- **The task**
The answer must consist of every record below, reproduced exactly.

- **Exercise data**
+++

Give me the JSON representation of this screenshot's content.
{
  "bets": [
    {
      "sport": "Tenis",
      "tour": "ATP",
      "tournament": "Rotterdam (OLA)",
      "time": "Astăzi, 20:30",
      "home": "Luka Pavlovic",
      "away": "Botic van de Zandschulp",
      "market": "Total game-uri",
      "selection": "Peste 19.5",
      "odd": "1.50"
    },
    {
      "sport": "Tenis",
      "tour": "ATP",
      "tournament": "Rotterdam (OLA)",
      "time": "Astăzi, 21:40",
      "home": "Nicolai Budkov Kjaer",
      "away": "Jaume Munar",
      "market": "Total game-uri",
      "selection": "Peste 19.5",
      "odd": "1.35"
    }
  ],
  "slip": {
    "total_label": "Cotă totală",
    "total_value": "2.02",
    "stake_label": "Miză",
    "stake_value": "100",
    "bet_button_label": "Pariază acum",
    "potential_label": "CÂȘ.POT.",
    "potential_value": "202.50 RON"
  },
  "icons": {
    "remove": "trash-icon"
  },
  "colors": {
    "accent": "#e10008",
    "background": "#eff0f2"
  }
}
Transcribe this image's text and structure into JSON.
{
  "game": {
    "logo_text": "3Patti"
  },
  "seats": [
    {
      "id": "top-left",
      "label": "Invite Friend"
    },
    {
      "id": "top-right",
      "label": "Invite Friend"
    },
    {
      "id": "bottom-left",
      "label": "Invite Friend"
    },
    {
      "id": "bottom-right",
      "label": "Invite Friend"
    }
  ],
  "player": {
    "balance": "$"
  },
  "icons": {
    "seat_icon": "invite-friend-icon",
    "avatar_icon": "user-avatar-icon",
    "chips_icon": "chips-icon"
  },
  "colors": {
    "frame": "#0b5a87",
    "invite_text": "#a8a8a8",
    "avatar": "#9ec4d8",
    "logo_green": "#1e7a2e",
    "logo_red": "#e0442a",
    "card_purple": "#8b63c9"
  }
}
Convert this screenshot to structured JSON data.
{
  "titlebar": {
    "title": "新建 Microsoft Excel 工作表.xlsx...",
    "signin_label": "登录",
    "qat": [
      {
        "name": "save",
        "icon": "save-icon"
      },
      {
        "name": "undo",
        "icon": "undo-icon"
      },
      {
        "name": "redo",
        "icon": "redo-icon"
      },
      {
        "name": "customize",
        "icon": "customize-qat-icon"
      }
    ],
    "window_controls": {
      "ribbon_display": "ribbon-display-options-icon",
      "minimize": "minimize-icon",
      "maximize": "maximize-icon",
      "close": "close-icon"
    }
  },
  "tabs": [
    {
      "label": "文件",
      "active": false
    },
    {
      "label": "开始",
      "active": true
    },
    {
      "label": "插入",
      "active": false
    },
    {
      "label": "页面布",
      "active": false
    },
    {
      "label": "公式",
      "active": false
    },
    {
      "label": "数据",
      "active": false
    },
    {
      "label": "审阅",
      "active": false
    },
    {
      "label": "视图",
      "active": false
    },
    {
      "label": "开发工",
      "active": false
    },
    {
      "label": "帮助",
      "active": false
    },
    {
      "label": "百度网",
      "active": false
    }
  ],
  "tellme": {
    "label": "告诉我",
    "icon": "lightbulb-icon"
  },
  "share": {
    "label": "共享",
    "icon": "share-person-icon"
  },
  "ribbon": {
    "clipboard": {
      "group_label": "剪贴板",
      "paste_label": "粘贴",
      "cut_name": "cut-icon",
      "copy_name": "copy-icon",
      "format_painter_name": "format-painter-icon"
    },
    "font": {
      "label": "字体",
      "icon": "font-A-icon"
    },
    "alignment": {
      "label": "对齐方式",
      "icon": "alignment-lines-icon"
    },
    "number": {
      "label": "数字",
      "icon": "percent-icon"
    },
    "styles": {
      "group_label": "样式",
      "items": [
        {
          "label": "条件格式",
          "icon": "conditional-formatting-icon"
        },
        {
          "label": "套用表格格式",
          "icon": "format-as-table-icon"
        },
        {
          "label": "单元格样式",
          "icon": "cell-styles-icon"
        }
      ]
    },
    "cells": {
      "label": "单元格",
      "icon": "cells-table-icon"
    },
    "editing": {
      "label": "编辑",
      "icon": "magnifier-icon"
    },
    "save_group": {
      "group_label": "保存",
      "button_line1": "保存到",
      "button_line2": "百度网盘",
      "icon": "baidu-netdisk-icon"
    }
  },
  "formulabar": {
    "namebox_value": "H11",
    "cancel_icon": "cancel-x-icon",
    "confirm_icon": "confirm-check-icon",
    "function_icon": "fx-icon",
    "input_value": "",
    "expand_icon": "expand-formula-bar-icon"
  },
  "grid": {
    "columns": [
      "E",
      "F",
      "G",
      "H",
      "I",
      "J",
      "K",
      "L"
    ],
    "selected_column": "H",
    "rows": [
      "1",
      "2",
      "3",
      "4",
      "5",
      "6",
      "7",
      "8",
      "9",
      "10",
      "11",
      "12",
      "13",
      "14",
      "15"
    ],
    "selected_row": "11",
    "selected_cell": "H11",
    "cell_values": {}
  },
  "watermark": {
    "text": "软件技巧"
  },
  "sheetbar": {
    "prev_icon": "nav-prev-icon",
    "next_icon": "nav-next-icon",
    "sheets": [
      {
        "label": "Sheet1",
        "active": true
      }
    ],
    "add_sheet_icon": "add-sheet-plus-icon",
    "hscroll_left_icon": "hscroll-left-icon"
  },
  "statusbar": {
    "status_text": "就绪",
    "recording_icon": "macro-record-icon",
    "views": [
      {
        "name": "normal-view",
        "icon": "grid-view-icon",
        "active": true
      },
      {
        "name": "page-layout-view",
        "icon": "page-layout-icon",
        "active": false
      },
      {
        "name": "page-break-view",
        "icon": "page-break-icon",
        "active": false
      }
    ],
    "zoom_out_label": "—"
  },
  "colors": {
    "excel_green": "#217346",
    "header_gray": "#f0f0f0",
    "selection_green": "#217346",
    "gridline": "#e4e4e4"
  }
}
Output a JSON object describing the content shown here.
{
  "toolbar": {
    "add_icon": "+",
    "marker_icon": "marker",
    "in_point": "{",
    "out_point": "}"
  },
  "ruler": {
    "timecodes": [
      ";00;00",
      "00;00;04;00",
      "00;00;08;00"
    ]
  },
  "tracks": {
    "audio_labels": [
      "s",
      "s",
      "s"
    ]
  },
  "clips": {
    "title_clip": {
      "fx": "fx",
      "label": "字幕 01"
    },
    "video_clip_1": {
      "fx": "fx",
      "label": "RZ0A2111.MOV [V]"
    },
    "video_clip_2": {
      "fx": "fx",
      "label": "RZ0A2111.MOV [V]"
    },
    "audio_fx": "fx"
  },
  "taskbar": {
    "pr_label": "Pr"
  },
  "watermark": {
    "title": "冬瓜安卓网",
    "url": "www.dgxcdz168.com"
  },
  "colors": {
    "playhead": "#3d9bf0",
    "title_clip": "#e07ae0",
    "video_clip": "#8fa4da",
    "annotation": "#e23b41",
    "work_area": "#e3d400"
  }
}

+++

- **Exercise solution**
Give me the JSON representation of this screenshot's content.
{
  "bets": [
    {
      "sport": "Tenis",
      "tour": "ATP",
      "tournament": "Rotterdam (OLA)",
      "time": "Astăzi, 20:30",
      "home": "Luka Pavlovic",
      "away": "Botic van de Zandschulp",
      "market": "Total game-uri",
      "selection": "Peste 19.5",
      "odd": "1.50"
    },
    {
      "sport": "Tenis",
      "tour": "ATP",
      "tournament": "Rotterdam (OLA)",
      "time": "Astăzi, 21:40",
      "home": "Nicolai Budkov Kjaer",
      "away": "Jaume Munar",
      "market": "Total game-uri",
      "selection": "Peste 19.5",
      "odd": "1.35"
    }
  ],
  "slip": {
    "total_label": "Cotă totală",
    "total_value": "2.02",
    "stake_label": "Miză",
    "stake_value": "100",
    "bet_button_label": "Pariază acum",
    "potential_label": "CÂȘ.POT.",
    "potential_value": "202.50 RON"
  },
  "icons": {
    "remove": "trash-icon"
  },
  "colors": {
    "accent": "#e10008",
    "background": "#eff0f2"
  }
}
Transcribe this image's text and structure into JSON.
{
  "game": {
    "logo_text": "3Patti"
  },
  "seats": [
    {
      "id": "top-left",
      "label": "Invite Friend"
    },
    {
      "id": "top-right",
      "label": "Invite Friend"
    },
    {
      "id": "bottom-left",
      "label": "Invite Friend"
    },
    {
      "id": "bottom-right",
      "label": "Invite Friend"
    }
  ],
  "player": {
    "balance": "$"
  },
  "icons": {
    "seat_icon": "invite-friend-icon",
    "avatar_icon": "user-avatar-icon",
    "chips_icon": "chips-icon"
  },
  "colors": {
    "frame": "#0b5a87",
    "invite_text": "#a8a8a8",
    "avatar": "#9ec4d8",
    "logo_green": "#1e7a2e",
    "logo_red": "#e0442a",
    "card_purple": "#8b63c9"
  }
}
Convert this screenshot to structured JSON data.
{
  "titlebar": {
    "title": "新建 Microsoft Excel 工作表.xlsx...",
    "signin_label": "登录",
    "qat": [
      {
        "name": "save",
        "icon": "save-icon"
      },
      {
        "name": "undo",
        "icon": "undo-icon"
      },
      {
        "name": "redo",
        "icon": "redo-icon"
      },
      {
        "name": "customize",
        "icon": "customize-qat-icon"
      }
    ],
    "window_controls": {
      "ribbon_display": "ribbon-display-options-icon",
      "minimize": "minimize-icon",
      "maximize": "maximize-icon",
      "close": "close-icon"
    }
  },
  "tabs": [
    {
      "label": "文件",
      "active": false
    },
    {
      "label": "开始",
      "active": true
    },
    {
      "label": "插入",
      "active": false
    },
    {
      "label": "页面布",
      "active": false
    },
    {
      "label": "公式",
      "active": false
    },
    {
      "label": "数据",
      "active": false
    },
    {
      "label": "审阅",
      "active": false
    },
    {
      "label": "视图",
      "active": false
    },
    {
      "label": "开发工",
      "active": false
    },
    {
      "label": "帮助",
      "active": false
    },
    {
      "label": "百度网",
      "active": false
    }
  ],
  "tellme": {
    "label": "告诉我",
    "icon": "lightbulb-icon"
  },
  "share": {
    "label": "共享",
    "icon": "share-person-icon"
  },
  "ribbon": {
    "clipboard": {
      "group_label": "剪贴板",
      "paste_label": "粘贴",
      "cut_name": "cut-icon",
      "copy_name": "copy-icon",
      "format_painter_name": "format-painter-icon"
    },
    "font": {
      "label": "字体",
      "icon": "font-A-icon"
    },
    "alignment": {
      "label": "对齐方式",
      "icon": "alignment-lines-icon"
    },
    "number": {
      "label": "数字",
      "icon": "percent-icon"
    },
    "styles": {
      "group_label": "样式",
      "items": [
        {
          "label": "条件格式",
          "icon": "conditional-formatting-icon"
        },
        {
          "label": "套用表格格式",
          "icon": "format-as-table-icon"
        },
        {
          "label": "单元格样式",
          "icon": "cell-styles-icon"
        }
      ]
    },
    "cells": {
      "label": "单元格",
      "icon": "cells-table-icon"
    },
    "editing": {
      "label": "编辑",
      "icon": "magnifier-icon"
    },
    "save_group": {
      "group_label": "保存",
      "button_line1": "保存到",
      "button_line2": "百度网盘",
      "icon": "baidu-netdisk-icon"
    }
  },
  "formulabar": {
    "namebox_value": "H11",
    "cancel_icon": "cancel-x-icon",
    "confirm_icon": "confirm-check-icon",
    "function_icon": "fx-icon",
    "input_value": "",
    "expand_icon": "expand-formula-bar-icon"
  },
  "grid": {
    "columns": [
      "E",
      "F",
      "G",
      "H",
      "I",
      "J",
      "K",
      "L"
    ],
    "selected_column": "H",
    "rows": [
      "1",
      "2",
      "3",
      "4",
      "5",
      "6",
      "7",
      "8",
      "9",
      "10",
      "11",
      "12",
      "13",
      "14",
      "15"
    ],
    "selected_row": "11",
    "selected_cell": "H11",
    "cell_values": {}
  },
  "watermark": {
    "text": "软件技巧"
  },
  "sheetbar": {
    "prev_icon": "nav-prev-icon",
    "next_icon": "nav-next-icon",
    "sheets": [
      {
        "label": "Sheet1",
        "active": true
      }
    ],
    "add_sheet_icon": "add-sheet-plus-icon",
    "hscroll_left_icon": "hscroll-left-icon"
  },
  "statusbar": {
    "status_text": "就绪",
    "recording_icon": "macro-record-icon",
    "views": [
      {
        "name": "normal-view",
        "icon": "grid-view-icon",
        "active": true
      },
      {
        "name": "page-layout-view",
        "icon": "page-layout-icon",
        "active": false
      },
      {
        "name": "page-break-view",
        "icon": "page-break-icon",
        "active": false
      }
    ],
    "zoom_out_label": "—"
  },
  "colors": {
    "excel_green": "#217346",
    "header_gray": "#f0f0f0",
    "selection_green": "#217346",
    "gridline": "#e4e4e4"
  }
}
Output a JSON object describing the content shown here.
{
  "toolbar": {
    "add_icon": "+",
    "marker_icon": "marker",
    "in_point": "{",
    "out_point": "}"
  },
  "ruler": {
    "timecodes": [
      ";00;00",
      "00;00;04;00",
      "00;00;08;00"
    ]
  },
  "tracks": {
    "audio_labels": [
      "s",
      "s",
      "s"
    ]
  },
  "clips": {
    "title_clip": {
      "fx": "fx",
      "label": "字幕 01"
    },
    "video_clip_1": {
      "fx": "fx",
      "label": "RZ0A2111.MOV [V]"
    },
    "video_clip_2": {
      "fx": "fx",
      "label": "RZ0A2111.MOV [V]"
    },
    "audio_fx": "fx"
  },
  "taskbar": {
    "pr_label": "Pr"
  },
  "watermark": {
    "title": "冬瓜安卓网",
    "url": "www.dgxcdz168.com"
  },
  "colors": {
    "playhead": "#3d9bf0",
    "title_clip": "#e07ae0",
    "video_clip": "#8fa4da",
    "annotation": "#e23b41",
    "work_area": "#e3d400"
  }
}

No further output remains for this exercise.